● Dataset entries
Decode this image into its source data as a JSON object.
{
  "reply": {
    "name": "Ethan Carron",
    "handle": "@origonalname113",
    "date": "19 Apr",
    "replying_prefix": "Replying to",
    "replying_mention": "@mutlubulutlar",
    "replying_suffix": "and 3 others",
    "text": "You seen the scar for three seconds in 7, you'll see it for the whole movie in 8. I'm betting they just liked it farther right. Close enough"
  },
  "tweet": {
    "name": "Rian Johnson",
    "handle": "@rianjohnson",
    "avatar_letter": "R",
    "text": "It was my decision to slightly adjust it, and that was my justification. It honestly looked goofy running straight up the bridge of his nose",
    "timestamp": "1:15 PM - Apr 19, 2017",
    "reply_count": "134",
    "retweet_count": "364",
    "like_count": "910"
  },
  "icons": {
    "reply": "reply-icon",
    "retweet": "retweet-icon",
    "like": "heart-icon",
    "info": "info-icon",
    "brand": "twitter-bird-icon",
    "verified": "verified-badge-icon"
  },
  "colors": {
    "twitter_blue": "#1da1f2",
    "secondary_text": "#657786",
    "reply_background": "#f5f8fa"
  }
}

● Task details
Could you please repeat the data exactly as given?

● Response
Decode this image into its source data as a JSON object.
{
  "reply": {
    "name": "Ethan Carron",
    "handle": "@origonalname113",
    "date": "19 Apr",
    "replying_prefix": "Replying to",
    "replying_mention": "@mutlubulutlar",
    "replying_suffix": "and 3 others",
    "text": "You seen the scar for three seconds in 7, you'll see it for the whole movie in 8. I'm betting they just liked it farther right. Close enough"
  },
  "tweet": {
    "name": "Rian Johnson",
    "handle": "@rianjohnson",
    "avatar_letter": "R",
    "text": "It was my decision to slightly adjust it, and that was my justification. It honestly looked goofy running straight up the bridge of his nose",
    "timestamp": "1:15 PM - Apr 19, 2017",
    "reply_count": "134",
    "retweet_count": "364",
    "like_count": "910"
  },
  "icons": {
    "reply": "reply-icon",
    "retweet": "retweet-icon",
    "like": "heart-icon",
    "info": "info-icon",
    "brand": "twitter-bird-icon",
    "verified": "verified-badge-icon"
  },
  "colors": {
    "twitter_blue": "#1da1f2",
    "secondary_text": "#657786",
    "reply_background": "#f5f8fa"
  }
}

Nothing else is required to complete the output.